:: Given information ::
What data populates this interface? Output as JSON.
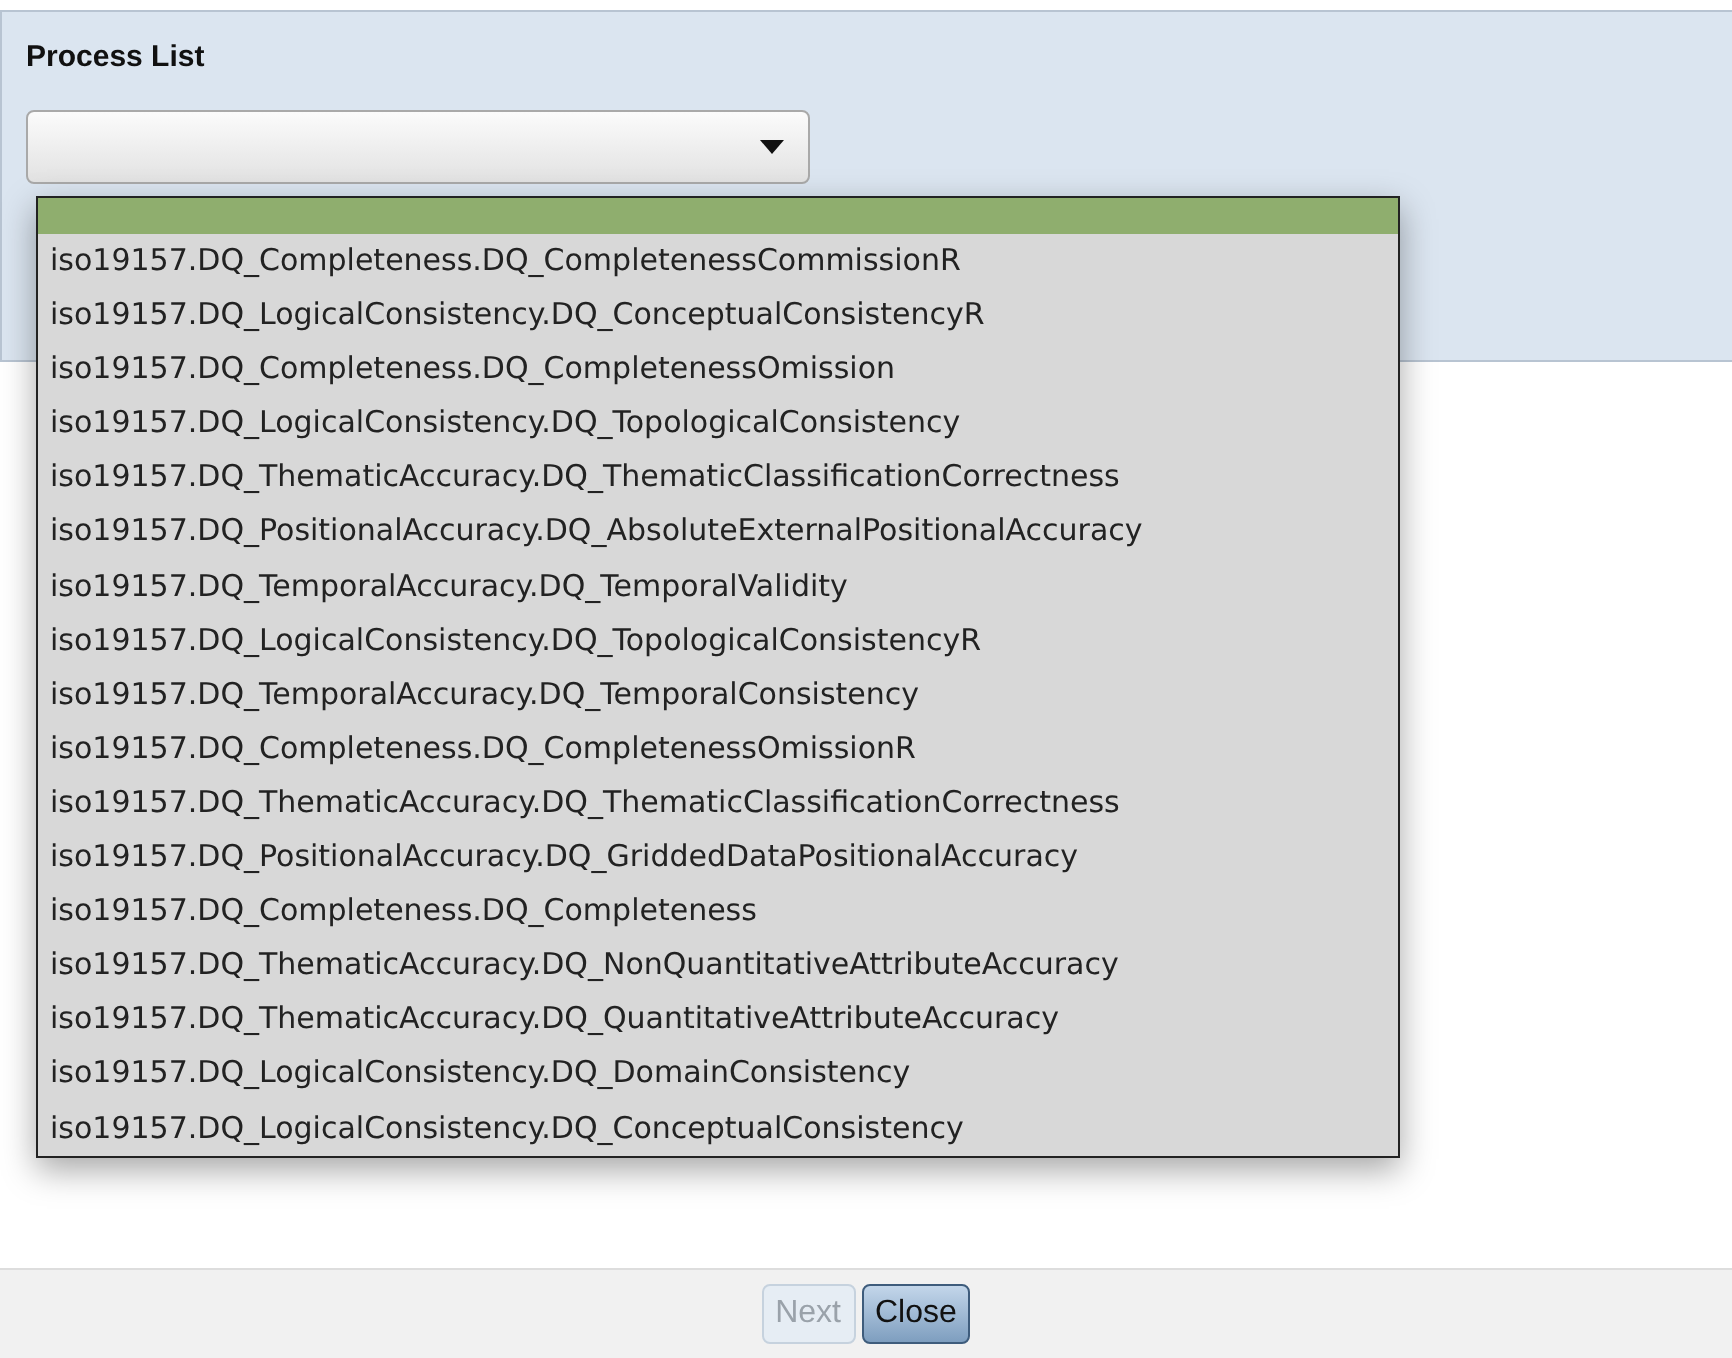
{
  "panel": {
    "title": "Process List"
  },
  "process_select": {
    "expanded": true,
    "options": [
      {
        "selected": true
      },
      {
        "label": "iso19157.DQ_Completeness.DQ_CompletenessCommissionR",
        "selected": false
      },
      {
        "label": "iso19157.DQ_LogicalConsistency.DQ_ConceptualConsistencyR",
        "selected": false
      },
      {
        "label": "iso19157.DQ_Completeness.DQ_CompletenessOmission",
        "selected": false
      },
      {
        "label": "iso19157.DQ_LogicalConsistency.DQ_TopologicalConsistency",
        "selected": false
      },
      {
        "label": "iso19157.DQ_ThematicAccuracy.DQ_ThematicClassificationCorrectness",
        "selected": false
      },
      {
        "label": "iso19157.DQ_PositionalAccuracy.DQ_AbsoluteExternalPositionalAccuracy",
        "selected": false
      },
      {
        "label": "iso19157.DQ_TemporalAccuracy.DQ_TemporalValidity",
        "selected": false
      },
      {
        "label": "iso19157.DQ_LogicalConsistency.DQ_TopologicalConsistencyR",
        "selected": false
      },
      {
        "label": "iso19157.DQ_TemporalAccuracy.DQ_TemporalConsistency",
        "selected": false
      },
      {
        "label": "iso19157.DQ_Completeness.DQ_CompletenessOmissionR",
        "selected": false
      },
      {
        "label": "iso19157.DQ_ThematicAccuracy.DQ_ThematicClassificationCorrectness",
        "selected": false
      },
      {
        "label": "iso19157.DQ_PositionalAccuracy.DQ_GriddedDataPositionalAccuracy",
        "selected": false
      },
      {
        "label": "iso19157.DQ_Completeness.DQ_Completeness",
        "selected": false
      },
      {
        "label": "iso19157.DQ_ThematicAccuracy.DQ_NonQuantitativeAttributeAccuracy",
        "selected": false
      },
      {
        "label": "iso19157.DQ_ThematicAccuracy.DQ_QuantitativeAttributeAccuracy",
        "selected": false
      },
      {
        "label": "iso19157.DQ_LogicalConsistency.DQ_DomainConsistency",
        "selected": false
      },
      {
        "label": "iso19157.DQ_LogicalConsistency.DQ_ConceptualConsistency",
        "selected": false
      }
    ]
  },
  "buttons": [
    {
      "label": "Next",
      "disabled": true
    },
    {
      "label": "Close",
      "disabled": false
    }
  ]
}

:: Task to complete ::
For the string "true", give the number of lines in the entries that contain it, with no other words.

:: Exercise answer ::
3